● **THE PROBLEM**: Print out the records that follow, exactly and completely.

▬▬▬

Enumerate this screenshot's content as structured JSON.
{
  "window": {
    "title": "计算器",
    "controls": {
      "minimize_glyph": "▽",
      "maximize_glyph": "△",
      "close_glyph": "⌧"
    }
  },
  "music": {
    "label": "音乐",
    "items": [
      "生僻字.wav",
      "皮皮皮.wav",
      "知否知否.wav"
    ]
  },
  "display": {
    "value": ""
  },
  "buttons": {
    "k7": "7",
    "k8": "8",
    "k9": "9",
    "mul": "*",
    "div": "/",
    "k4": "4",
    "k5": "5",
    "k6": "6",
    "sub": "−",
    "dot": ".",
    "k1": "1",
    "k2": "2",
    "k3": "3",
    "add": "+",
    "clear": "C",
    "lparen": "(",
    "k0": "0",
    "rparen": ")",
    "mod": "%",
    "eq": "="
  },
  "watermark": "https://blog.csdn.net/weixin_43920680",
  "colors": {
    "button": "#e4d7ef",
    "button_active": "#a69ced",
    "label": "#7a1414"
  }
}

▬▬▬

● **EXERCISE OUTPUT**:
Enumerate this screenshot's content as structured JSON.
{
  "window": {
    "title": "计算器",
    "controls": {
      "minimize_glyph": "▽",
      "maximize_glyph": "△",
      "close_glyph": "⌧"
    }
  },
  "music": {
    "label": "音乐",
    "items": [
      "生僻字.wav",
      "皮皮皮.wav",
      "知否知否.wav"
    ]
  },
  "display": {
    "value": ""
  },
  "buttons": {
    "k7": "7",
    "k8": "8",
    "k9": "9",
    "mul": "*",
    "div": "/",
    "k4": "4",
    "k5": "5",
    "k6": "6",
    "sub": "−",
    "dot": ".",
    "k1": "1",
    "k2": "2",
    "k3": "3",
    "add": "+",
    "clear": "C",
    "lparen": "(",
    "k0": "0",
    "rparen": ")",
    "mod": "%",
    "eq": "="
  },
  "watermark": "https://blog.csdn.net/weixin_43920680",
  "colors": {
    "button": "#e4d7ef",
    "button_active": "#a69ced",
    "label": "#7a1414"
  }
}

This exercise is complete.